The Federal Reserve intends to keep interest rates low as the economy improves, but also stands ready to raise interest rates if necessary to combat inflation. That’s according to a speech Federal Reserve Chairman Ben S. Bernanke delivered to two Congressional committees earlier this month.
Borrowers can monitor Fed’s outlook
The Fed doesn’t directly control or set interest rates on mortgages, auto loans, credit-cards or other types of consumer debt. However, the Fed’s actions and target interest rates do have a big effect on the general level and direction of interest rates on mortgages and other consumer financial products.
For that reason, it’s helpful for borrowers to keep an eye on the Fed and try to figure out how the Fed’s plans might affect their own personal financial situation. Borrowers may be able to count on low interest rates for a while, but should also keep in mind that the Fed is prepared to change its policies and raise rates at any time.
Rates to stay low for ‘extended period’
The Fed lowered its target federal funds rate to the lowest possible level of just zero to 0.25 percent last year. The Fed has held that target steady so far this year and will continue to do so “for an extended period,” if that’s warranted by economic conditions, Bernanke said.
Yet that extended period won’t last forever. The Fed also has developed an “exit strategy” that could mean higher interest rates in the future if the Fed decides that’s necessary.
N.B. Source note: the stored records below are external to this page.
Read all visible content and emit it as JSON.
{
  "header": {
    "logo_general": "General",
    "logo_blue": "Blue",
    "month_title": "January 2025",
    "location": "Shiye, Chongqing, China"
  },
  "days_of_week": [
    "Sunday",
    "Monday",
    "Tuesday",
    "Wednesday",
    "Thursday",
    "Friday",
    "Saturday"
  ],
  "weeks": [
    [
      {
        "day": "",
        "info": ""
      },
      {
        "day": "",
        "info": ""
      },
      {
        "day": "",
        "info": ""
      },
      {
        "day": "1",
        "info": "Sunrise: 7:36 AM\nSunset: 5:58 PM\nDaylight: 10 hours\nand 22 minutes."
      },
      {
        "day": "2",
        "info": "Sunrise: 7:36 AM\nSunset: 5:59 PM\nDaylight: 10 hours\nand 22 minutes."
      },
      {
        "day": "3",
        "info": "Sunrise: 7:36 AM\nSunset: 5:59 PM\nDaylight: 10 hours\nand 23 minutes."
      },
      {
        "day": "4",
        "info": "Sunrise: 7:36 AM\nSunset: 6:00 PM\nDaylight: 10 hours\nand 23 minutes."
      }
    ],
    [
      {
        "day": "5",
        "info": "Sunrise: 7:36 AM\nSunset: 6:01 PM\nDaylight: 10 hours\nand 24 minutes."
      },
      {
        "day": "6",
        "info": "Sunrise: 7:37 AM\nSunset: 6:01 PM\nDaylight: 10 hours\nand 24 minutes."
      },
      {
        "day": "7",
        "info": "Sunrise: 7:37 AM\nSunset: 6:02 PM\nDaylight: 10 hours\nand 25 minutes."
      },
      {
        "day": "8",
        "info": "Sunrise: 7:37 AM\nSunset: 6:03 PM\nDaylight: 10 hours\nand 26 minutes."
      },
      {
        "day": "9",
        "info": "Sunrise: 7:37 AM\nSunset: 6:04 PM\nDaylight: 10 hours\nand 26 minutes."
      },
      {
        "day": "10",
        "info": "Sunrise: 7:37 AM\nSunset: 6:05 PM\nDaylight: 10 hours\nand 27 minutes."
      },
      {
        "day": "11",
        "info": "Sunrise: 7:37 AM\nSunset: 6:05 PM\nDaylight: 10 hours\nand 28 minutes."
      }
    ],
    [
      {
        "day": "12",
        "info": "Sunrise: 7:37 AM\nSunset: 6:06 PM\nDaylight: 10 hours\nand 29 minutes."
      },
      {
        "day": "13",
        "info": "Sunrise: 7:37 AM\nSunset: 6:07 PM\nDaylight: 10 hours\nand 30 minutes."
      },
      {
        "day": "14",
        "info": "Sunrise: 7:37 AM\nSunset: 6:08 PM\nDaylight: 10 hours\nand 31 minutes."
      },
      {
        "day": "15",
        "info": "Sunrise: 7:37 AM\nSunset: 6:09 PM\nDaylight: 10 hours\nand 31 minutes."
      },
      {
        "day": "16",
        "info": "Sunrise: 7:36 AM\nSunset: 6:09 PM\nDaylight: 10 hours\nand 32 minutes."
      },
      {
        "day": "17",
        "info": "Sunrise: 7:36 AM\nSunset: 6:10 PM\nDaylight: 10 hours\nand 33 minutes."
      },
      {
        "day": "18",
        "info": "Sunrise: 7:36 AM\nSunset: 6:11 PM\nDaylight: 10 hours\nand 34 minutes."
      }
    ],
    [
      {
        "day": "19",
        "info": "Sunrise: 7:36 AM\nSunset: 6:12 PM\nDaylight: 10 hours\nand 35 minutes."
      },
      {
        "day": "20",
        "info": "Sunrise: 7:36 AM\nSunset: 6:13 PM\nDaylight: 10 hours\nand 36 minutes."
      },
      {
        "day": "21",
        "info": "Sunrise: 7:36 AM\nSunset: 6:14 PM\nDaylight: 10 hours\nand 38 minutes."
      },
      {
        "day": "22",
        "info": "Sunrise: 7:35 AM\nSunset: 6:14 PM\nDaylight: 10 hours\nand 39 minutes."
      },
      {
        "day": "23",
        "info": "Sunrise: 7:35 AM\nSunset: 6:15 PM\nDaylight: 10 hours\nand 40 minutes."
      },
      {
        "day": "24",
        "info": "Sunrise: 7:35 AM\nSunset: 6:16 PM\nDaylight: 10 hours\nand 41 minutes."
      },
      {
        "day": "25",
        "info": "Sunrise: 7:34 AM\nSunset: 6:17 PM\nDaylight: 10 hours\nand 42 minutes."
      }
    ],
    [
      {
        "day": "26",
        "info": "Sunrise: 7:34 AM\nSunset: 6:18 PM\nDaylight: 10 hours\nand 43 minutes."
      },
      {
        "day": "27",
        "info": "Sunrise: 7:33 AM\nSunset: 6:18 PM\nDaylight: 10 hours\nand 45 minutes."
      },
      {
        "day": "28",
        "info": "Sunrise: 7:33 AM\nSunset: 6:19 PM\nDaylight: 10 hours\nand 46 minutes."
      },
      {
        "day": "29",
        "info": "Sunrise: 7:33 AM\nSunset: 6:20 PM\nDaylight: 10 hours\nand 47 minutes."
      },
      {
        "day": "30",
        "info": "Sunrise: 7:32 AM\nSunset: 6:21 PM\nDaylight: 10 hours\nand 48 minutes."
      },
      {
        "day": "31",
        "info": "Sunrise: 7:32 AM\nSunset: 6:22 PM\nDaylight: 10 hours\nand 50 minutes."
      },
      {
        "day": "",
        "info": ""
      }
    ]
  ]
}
If the Fed raises its target interest rates, rates on mortgages, auto loans and other consumer loans could go up as well.
“We have a number of tools that will enable us to raise market interest rates as needed,” the Federal Reserve chairman explained.
Bernanke added that the Fed would raise rates and reverse or undo other policies that have been in place to stimulate the economy “in a smooth and timely manner” to avoid the risk of inflation.